Pedro put in another Pedro-like shift. Let's face it, he's pretty unglamorous compared to the MSN trio, and having such an unremarkable name like Pedro doesn't help things. Yet Pedro is pretty crazy talented himself, and it is a luxury to have him on the bench, perhaps one that is basically over. The Spanish international scored only 11 goals, down from 19 last year. His main role was acting as a rotation for any of the main forwards, and giving some energy to the side. Yet, Pedro made some key contributions even in his cameo roles. His bicycle kick goal against Real Sociedad was not just a brilliant bit of skill, but it all but sealed La Liga. And then, he fully sealed La Liga by assisting Lionel Messi's only goal against Atletico Madrid. And there was perhaps no better way of summing up his season than the fact that his only touch in the UCL final was an assist to Neymar in the final seconds to seal the win.
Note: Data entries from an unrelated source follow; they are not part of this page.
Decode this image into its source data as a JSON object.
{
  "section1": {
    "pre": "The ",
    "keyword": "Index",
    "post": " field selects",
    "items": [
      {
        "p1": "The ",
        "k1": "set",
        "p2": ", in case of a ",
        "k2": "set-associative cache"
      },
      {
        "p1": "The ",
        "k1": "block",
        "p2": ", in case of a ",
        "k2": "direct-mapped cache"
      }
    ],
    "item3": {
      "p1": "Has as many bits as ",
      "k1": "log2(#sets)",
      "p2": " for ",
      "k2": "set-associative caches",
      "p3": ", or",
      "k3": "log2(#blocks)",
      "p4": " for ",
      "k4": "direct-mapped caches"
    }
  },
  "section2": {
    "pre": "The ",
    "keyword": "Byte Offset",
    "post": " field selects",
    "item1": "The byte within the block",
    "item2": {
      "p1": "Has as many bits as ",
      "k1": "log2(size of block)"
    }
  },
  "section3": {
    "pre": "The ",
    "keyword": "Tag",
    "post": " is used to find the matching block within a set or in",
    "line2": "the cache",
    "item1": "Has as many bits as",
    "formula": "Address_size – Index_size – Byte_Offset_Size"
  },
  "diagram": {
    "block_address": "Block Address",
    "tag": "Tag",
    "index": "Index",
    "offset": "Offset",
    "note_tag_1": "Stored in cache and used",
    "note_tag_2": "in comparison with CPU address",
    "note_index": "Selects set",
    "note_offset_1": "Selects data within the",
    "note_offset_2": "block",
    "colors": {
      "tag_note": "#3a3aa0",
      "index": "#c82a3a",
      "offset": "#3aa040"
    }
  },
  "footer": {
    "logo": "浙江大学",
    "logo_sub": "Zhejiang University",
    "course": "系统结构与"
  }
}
Munir is as raw as they come, and many fans grow frustrated at him for that. But it's part of the learning process, and given his young age, Munir had a good campaign. His goalscoring return was too poor for a forward of his quality - only one goal. But let's be fair to the kid. He's still just a teenager, and his experience prior to last season was beyond limited. He had just made his Barcelona B debut a few months before being thrust into Lucho's system, and hoping he would have anywhere near the impact of Luis Suarez is basically impossible. This season was all about growth for him, which is fine - as long as it goes somewhere in the coming years.
Sandro may not have as much potential as Munir, but he's much more of the finished article at the moment. His return - 4 goals in 12 appearances - was by no means spectacular, but it was good. And he did score a very important goal in a 1-0 win over Villarreal. Unlike Munir, Sandro spent a whole season at Barcelona B before 2014-15, and it showed. Let's not sell Sandro short either, he's also quite young and only likely to get better. An encouraging start.
Adama brings a lot of excitement, especially because of his physique and dribbling ability. He's got potential by the bucket, though of course he is also quite unpolished, like Munir. He only made 2 appearances, though he did score his first goal of his first-team career. Lucho either doesn't quite trust him yet or thinks he's better served by getting more regular playing time away from the first team, and a loan may beckon.
Grade: No grade, incomplete